Business Secretary Vince Cable today set out proposals in a consultation for the code of conduct, which contains mandatory rules for all pub companies with more than 500 pubs, in a bid to improve the relationship between them and their tenants.
Cable said the code, which will be backed by a 'powerful' adjudicator, could save tenants £100m a year and would stop pub companies abusing the beer tie.
"Pubs are small businesses under a great deal of pressure, many of which have had to close. Much of that pressure has come from the powerful pub companies and our plans are designed to re-balance this relationship," he said.
"Pubs play a valuable role at the heart of our communities and we urgently need a change to help them survive and become profitable. These plans will do just that and could save pub tenants £100 million per year by making sure that pub companies charge their tenants fair rents and beer prices."
Under the proposals, tied pubs would be able to:
- Sell independently picked guest beers pubs
- Be fairly and lawfully treated by pub companies
- Be no worse off than free-of tie pubs
- Be charged fair rents and beer prices, with the possibility of open market rent reviews

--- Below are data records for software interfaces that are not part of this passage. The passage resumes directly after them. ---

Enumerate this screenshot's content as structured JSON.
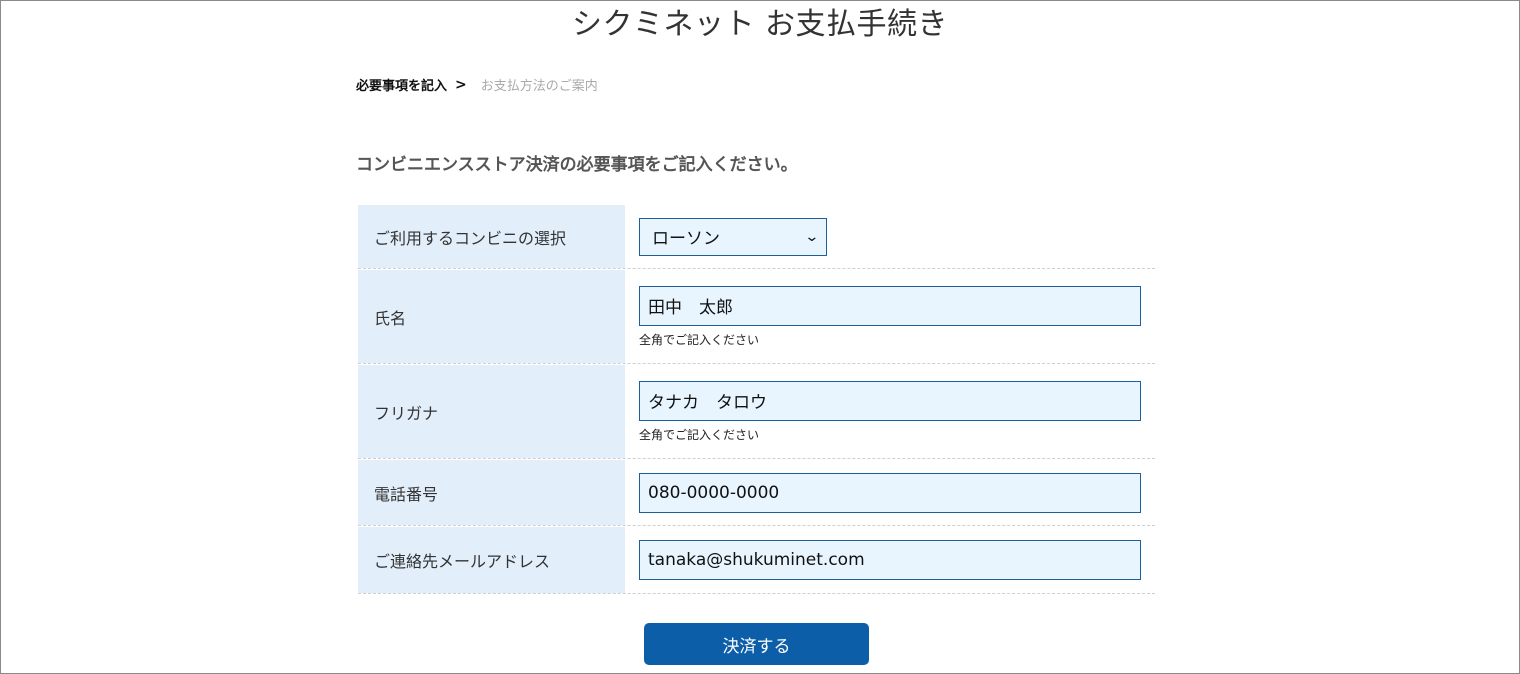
{
  "page": {
    "title": "シクミネット お支払手続き"
  },
  "breadcrumb": {
    "step1": "必要事項を記入",
    "separator": ">",
    "step2": "お支払方法のご案内"
  },
  "form": {
    "heading": "コンビニエンスストア決済の必要事項をご記入ください。",
    "convenience": {
      "label": "ご利用するコンビニの選択",
      "selected": "ローソン"
    },
    "name": {
      "label": "氏名",
      "value": "田中　太郎",
      "hint": "全角でご記入ください"
    },
    "kana": {
      "label": "フリガナ",
      "value": "タナカ　タロウ",
      "hint": "全角でご記入ください"
    },
    "phone": {
      "label": "電話番号",
      "value": "080-0000-0000"
    },
    "email": {
      "label": "ご連絡先メールアドレス",
      "value": "tanaka@shukuminet.com"
    },
    "submit_label": "決済する"
  },
  "colors": {
    "label_bg": "#e3eefb",
    "input_bg": "#e8f5ff",
    "input_border": "#1d5f9a",
    "button_bg": "#0d5ea8"
  },
  "icons": {
    "select_arrow": "chevron-down-icon"
  }
}
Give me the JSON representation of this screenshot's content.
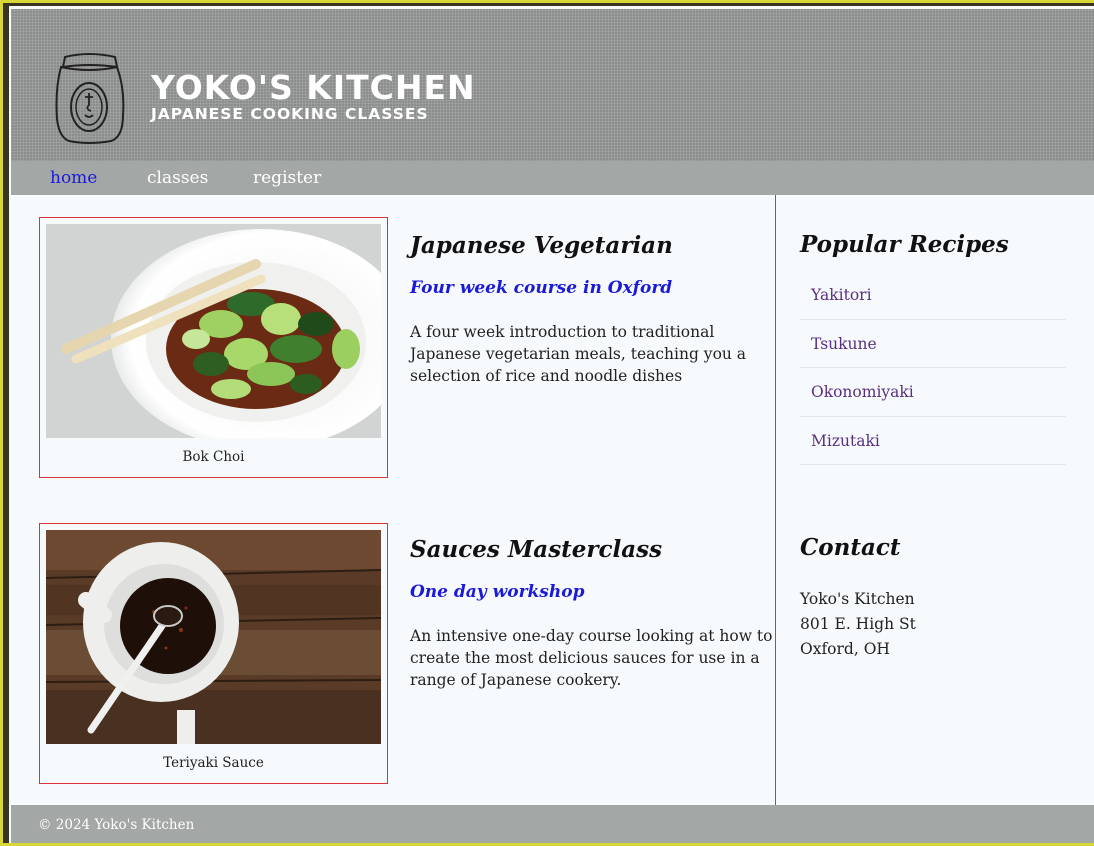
{
  "brand": {
    "title": "YOKO'S KITCHEN",
    "subtitle": "JAPANESE COOKING CLASSES",
    "logo_icon": "tea-caddy-logo-icon"
  },
  "nav": {
    "items": [
      {
        "label": "home",
        "current": true
      },
      {
        "label": "classes",
        "current": false
      },
      {
        "label": "register",
        "current": false
      }
    ]
  },
  "courses": [
    {
      "image_caption": "Bok Choi",
      "title": "Japanese Vegetarian",
      "subtitle": "Four week course in Oxford",
      "description": "A four week introduction to traditional Japanese vegetarian meals, teaching you a selection of rice and noodle dishes"
    },
    {
      "image_caption": "Teriyaki Sauce",
      "title": "Sauces Masterclass",
      "subtitle": "One day workshop",
      "description": "An intensive one-day course looking at how to create the most delicious sauces for use in a range of Japanese cookery."
    }
  ],
  "sidebar": {
    "recipes_title": "Popular Recipes",
    "recipes": [
      "Yakitori",
      "Tsukune",
      "Okonomiyaki",
      "Mizutaki"
    ],
    "contact_title": "Contact",
    "address": [
      "Yoko's Kitchen",
      "801 E. High St",
      "Oxford, OH"
    ]
  },
  "footer": {
    "copyright": "© 2024 Yoko's Kitchen"
  },
  "colors": {
    "accent_link": "#1a1ad8",
    "recipe_link": "#5a2e80",
    "figure_border": "#d9343a",
    "column_divider": "#2e8b3c",
    "bar_gray": "#a3a7a6"
  }
}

The move, suggested because Cable said self regulation 'wasn't working' would also mean that publicans who feel they have been unfairly treated by their landlords will be able to complain to the adjudicator who would have power to enforce the code, investigate breaches and deal with disputes.
Robert Downes, spokesman for the Forum of Private Business, said the code was the first 'step towards fairness' for the sector.
He said: “Reform to the pub sector is long overdue and we are delighted to see a consultation published today for an adjudicator in the sector. This development should help restore the balance of power.
"Many publicans are trying to run businesses with both hands tied behind their backs due to the models they are forced to follow, so it’s really pleasing to see at the heart of the consultation that a tied licensee will not be worse off than the free of tie licensee. This is key to ensuring publicans have more autonomy to make their businesses a success."
Kate Nicholls, strategic affairs director at the Association of Licensed Multiple Retailers said the consultation was welcomed. “What the sector as a whole needs more than anything is certainty and stability going forward if we are to secure long term investment and sustainability. It is vital that this issue is grasped and dealt with as quickly as possible to deliver a once and for all solution to something which has bedevilled the industry for too long," she said.
Brigid Simmonds, chief executive of the British Beer & Pub Association, said: “It is vital for our members that the tied house model works well for both partners, so we are fully prepared for the model to be tested. It is one of the best small business partnerships, for shared investment, shared business development, and job creation, which makes it good for the pub sector and Britain’s pub-goers."
Of the 50,000 or so pubs operating in the UK, 48 per cent are tied. If the proposed threshold for the code remains the same, the code would apply to Enterprise Inns; Punch Taverns, Greene King, Admiral, Star, Marston’s, Wellington, Trust Inns and Spirit.
The consultation will run until 14 June and can be seen here.